CEDAR FALLS — When a venue hosts a public performing arts event, or performers step on stage to play their roles, they are opening themselves up to a critic’s slings and arrows, as well as praise.
This season, the Gallagher Bluedorn Performing Arts Center invited participants in the Waterloo Writing Project to review shows on the 2017-2018 Artist Series.
“We want to encourage young writers who don’t get many opportunities to experience the performing arts live. It’s also a great way to have some really enlightening and entertaining reviews of our shows,” says Blake Argotsinger, GBPAC associate marketing manager.
Students are accompanied by a volunteer and generally have full access to get a real picture of the live event. “We’ve sent them backstage for meet-and-greets, sat them in the Gold Zone and in the last row of the gallery. They come for pre-show events and watch the performances from start to finish,” he explains.
Some students have been granted interviews, but not everything goes according to plan, Argotsinger says. Tyler King was prepared with her notebook when she and her volunteer were invited backstage to meet REO Speedwagon, but she never got a chance to ask questions. Band member Kevin Cronin said, “We aren’t gonna do your homework for you girls! It’s a rock concert!”
King, a ninth-grader at East High School, gave the show a positive review: “It was a great time. … I thought they did an amazing job, and the entire experience was really fun. I’m glad this was my first concert, and if I had the chance to watch them live again, I would,” she wrote on the project’s blog.
Some students bring their parents to the show, as well. “For us, it’s a way to connect with the community, showcase what we’re doing at the Gallagher Bluedorn and get new patrons through the door,” Argotsinger explains.
The Waterloo Writing Project began in 2015 with the goal of supporting creative students from kindergarten through grade 12. Students from Waterloo and surrounding areas meet from 4 to 6 p.m. Sundays to collaborate and grow as writers and communicators.
Alyssa Bruecken, co-founder and director of the Waterloo Writing Project, says the collaboration with the performing arts center “has been a truly great experience for WWP students. We feel even more a part of the community as writers.”
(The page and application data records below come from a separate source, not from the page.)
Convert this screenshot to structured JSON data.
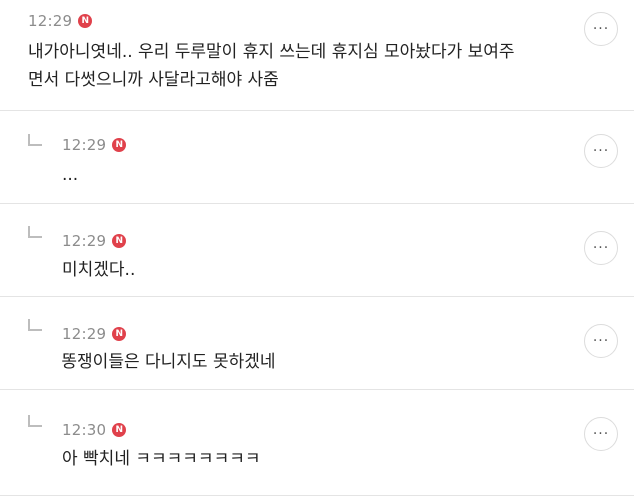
{
  "icons": {
    "badge": "n-badge-icon",
    "reply": "reply-arrow-icon",
    "more": "more-options-icon"
  },
  "colors": {
    "badge": "#e0414b",
    "time": "#8c8c8c"
  },
  "comments": [
    {
      "time": "12:29",
      "badge": "N",
      "more": "···",
      "text": "내가아니엿네.. 우리 두루말이 휴지 쓰는데 휴지심 모아놨다가 보여주\n면서 다썻으니까 사달라고해야 사줌"
    },
    {
      "time": "12:29",
      "badge": "N",
      "more": "···",
      "text": "..."
    },
    {
      "time": "12:29",
      "badge": "N",
      "more": "···",
      "text": "미치겠다.."
    },
    {
      "time": "12:29",
      "badge": "N",
      "more": "···",
      "text": " 똥쟁이들은 다니지도 못하겠네"
    },
    {
      "time": "12:30",
      "badge": "N",
      "more": "···",
      "text": "아 빡치네 ㅋㅋㅋㅋㅋㅋㅋㅋ"
    }
  ]
}
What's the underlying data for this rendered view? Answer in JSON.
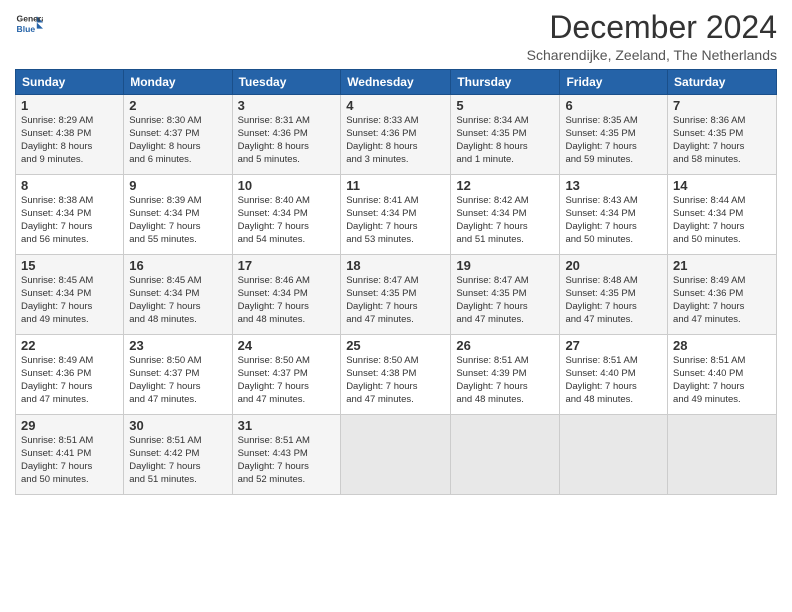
{
  "logo": {
    "line1": "General",
    "line2": "Blue"
  },
  "title": "December 2024",
  "location": "Scharendijke, Zeeland, The Netherlands",
  "headers": [
    "Sunday",
    "Monday",
    "Tuesday",
    "Wednesday",
    "Thursday",
    "Friday",
    "Saturday"
  ],
  "weeks": [
    [
      {
        "day": "1",
        "detail": "Sunrise: 8:29 AM\nSunset: 4:38 PM\nDaylight: 8 hours\nand 9 minutes."
      },
      {
        "day": "2",
        "detail": "Sunrise: 8:30 AM\nSunset: 4:37 PM\nDaylight: 8 hours\nand 6 minutes."
      },
      {
        "day": "3",
        "detail": "Sunrise: 8:31 AM\nSunset: 4:36 PM\nDaylight: 8 hours\nand 5 minutes."
      },
      {
        "day": "4",
        "detail": "Sunrise: 8:33 AM\nSunset: 4:36 PM\nDaylight: 8 hours\nand 3 minutes."
      },
      {
        "day": "5",
        "detail": "Sunrise: 8:34 AM\nSunset: 4:35 PM\nDaylight: 8 hours\nand 1 minute."
      },
      {
        "day": "6",
        "detail": "Sunrise: 8:35 AM\nSunset: 4:35 PM\nDaylight: 7 hours\nand 59 minutes."
      },
      {
        "day": "7",
        "detail": "Sunrise: 8:36 AM\nSunset: 4:35 PM\nDaylight: 7 hours\nand 58 minutes."
      }
    ],
    [
      {
        "day": "8",
        "detail": "Sunrise: 8:38 AM\nSunset: 4:34 PM\nDaylight: 7 hours\nand 56 minutes."
      },
      {
        "day": "9",
        "detail": "Sunrise: 8:39 AM\nSunset: 4:34 PM\nDaylight: 7 hours\nand 55 minutes."
      },
      {
        "day": "10",
        "detail": "Sunrise: 8:40 AM\nSunset: 4:34 PM\nDaylight: 7 hours\nand 54 minutes."
      },
      {
        "day": "11",
        "detail": "Sunrise: 8:41 AM\nSunset: 4:34 PM\nDaylight: 7 hours\nand 53 minutes."
      },
      {
        "day": "12",
        "detail": "Sunrise: 8:42 AM\nSunset: 4:34 PM\nDaylight: 7 hours\nand 51 minutes."
      },
      {
        "day": "13",
        "detail": "Sunrise: 8:43 AM\nSunset: 4:34 PM\nDaylight: 7 hours\nand 50 minutes."
      },
      {
        "day": "14",
        "detail": "Sunrise: 8:44 AM\nSunset: 4:34 PM\nDaylight: 7 hours\nand 50 minutes."
      }
    ],
    [
      {
        "day": "15",
        "detail": "Sunrise: 8:45 AM\nSunset: 4:34 PM\nDaylight: 7 hours\nand 49 minutes."
      },
      {
        "day": "16",
        "detail": "Sunrise: 8:45 AM\nSunset: 4:34 PM\nDaylight: 7 hours\nand 48 minutes."
      },
      {
        "day": "17",
        "detail": "Sunrise: 8:46 AM\nSunset: 4:34 PM\nDaylight: 7 hours\nand 48 minutes."
      },
      {
        "day": "18",
        "detail": "Sunrise: 8:47 AM\nSunset: 4:35 PM\nDaylight: 7 hours\nand 47 minutes."
      },
      {
        "day": "19",
        "detail": "Sunrise: 8:47 AM\nSunset: 4:35 PM\nDaylight: 7 hours\nand 47 minutes."
      },
      {
        "day": "20",
        "detail": "Sunrise: 8:48 AM\nSunset: 4:35 PM\nDaylight: 7 hours\nand 47 minutes."
      },
      {
        "day": "21",
        "detail": "Sunrise: 8:49 AM\nSunset: 4:36 PM\nDaylight: 7 hours\nand 47 minutes."
      }
    ],
    [
      {
        "day": "22",
        "detail": "Sunrise: 8:49 AM\nSunset: 4:36 PM\nDaylight: 7 hours\nand 47 minutes."
      },
      {
        "day": "23",
        "detail": "Sunrise: 8:50 AM\nSunset: 4:37 PM\nDaylight: 7 hours\nand 47 minutes."
      },
      {
        "day": "24",
        "detail": "Sunrise: 8:50 AM\nSunset: 4:37 PM\nDaylight: 7 hours\nand 47 minutes."
      },
      {
        "day": "25",
        "detail": "Sunrise: 8:50 AM\nSunset: 4:38 PM\nDaylight: 7 hours\nand 47 minutes."
      },
      {
        "day": "26",
        "detail": "Sunrise: 8:51 AM\nSunset: 4:39 PM\nDaylight: 7 hours\nand 48 minutes."
      },
      {
        "day": "27",
        "detail": "Sunrise: 8:51 AM\nSunset: 4:40 PM\nDaylight: 7 hours\nand 48 minutes."
      },
      {
        "day": "28",
        "detail": "Sunrise: 8:51 AM\nSunset: 4:40 PM\nDaylight: 7 hours\nand 49 minutes."
      }
    ],
    [
      {
        "day": "29",
        "detail": "Sunrise: 8:51 AM\nSunset: 4:41 PM\nDaylight: 7 hours\nand 50 minutes."
      },
      {
        "day": "30",
        "detail": "Sunrise: 8:51 AM\nSunset: 4:42 PM\nDaylight: 7 hours\nand 51 minutes."
      },
      {
        "day": "31",
        "detail": "Sunrise: 8:51 AM\nSunset: 4:43 PM\nDaylight: 7 hours\nand 52 minutes."
      },
      {
        "day": "",
        "detail": ""
      },
      {
        "day": "",
        "detail": ""
      },
      {
        "day": "",
        "detail": ""
      },
      {
        "day": "",
        "detail": ""
      }
    ]
  ]
}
The mission, she says, is to provide a space for student voices where they “can put their work out there and receive feedback, which is especially important in building confidence in their writing and communications skills. Collaborating with the Gallagher Bluedorn also gives them an opportunity to witness another art form.”
Other collaborations are taking place with an artists’ group called Eyeodine, and Waterloo’s Youth Arts Team.
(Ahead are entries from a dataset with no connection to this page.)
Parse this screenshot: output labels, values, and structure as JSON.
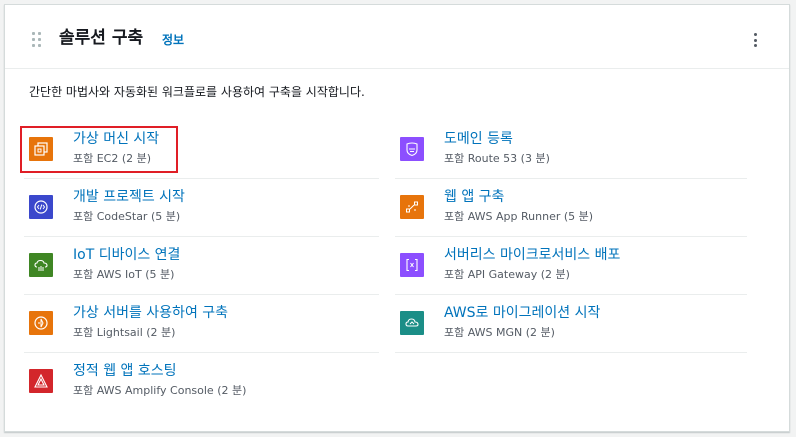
{
  "header": {
    "title": "솔루션 구축",
    "info_link": "정보"
  },
  "description": "간단한 마법사와 자동화된 워크플로를 사용하여 구축을 시작합니다.",
  "colors": {
    "orange": "#e7740b",
    "blue": "#3b48cc",
    "green": "#3f8624",
    "purple": "#8c4fff",
    "red": "#d3262b",
    "teal": "#1b8e87",
    "link": "#0073bb",
    "highlight": "#e01e26"
  },
  "left_items": [
    {
      "name": "가상 머신 시작",
      "sub": "포함 EC2 (2 분)",
      "icon": "ec2-icon"
    },
    {
      "name": "개발 프로젝트 시작",
      "sub": "포함 CodeStar (5 분)",
      "icon": "codestar-icon"
    },
    {
      "name": "IoT 디바이스 연결",
      "sub": "포함 AWS IoT (5 분)",
      "icon": "iot-icon"
    },
    {
      "name": "가상 서버를 사용하여 구축",
      "sub": "포함 Lightsail (2 분)",
      "icon": "lightsail-icon"
    },
    {
      "name": "정적 웹 앱 호스팅",
      "sub": "포함 AWS Amplify Console (2 분)",
      "icon": "amplify-icon"
    }
  ],
  "right_items": [
    {
      "name": "도메인 등록",
      "sub": "포함 Route 53 (3 분)",
      "icon": "route53-icon"
    },
    {
      "name": "웹 앱 구축",
      "sub": "포함 AWS App Runner (5 분)",
      "icon": "app-runner-icon"
    },
    {
      "name": "서버리스 마이크로서비스 배포",
      "sub": "포함 API Gateway (2 분)",
      "icon": "api-gateway-icon"
    },
    {
      "name": "AWS로 마이그레이션 시작",
      "sub": "포함 AWS MGN (2 분)",
      "icon": "mgn-icon"
    }
  ]
}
Volunteers provide a sounding board for students to share their writing, as well as provide encouragement.
Students have reviewed five shows to date this season. “The reviews have been wonderful. They are authentic and showcase the experience from a different viewpoint than we’re used to,” says Argotsinger.
Alex Sanguino, a George Washington Carver Academy sixth-grader who attended a classical concert by the Academy of St. Martin in the Fields Ensemble, wrote a stream-of-consciousness review: “The beginning song made me feel like I was in a void of darkness, then I am taken to a land full of nothing but joy and happiness. The next song made me feel as if I were a thief and was about to steal something and I was caught and had to serve time …’”
Young reviewers aren’t afraid to call out the GBPAC, either, on such topics as discrepancies in show programs, concessions and a credit card machine that was on the fritz.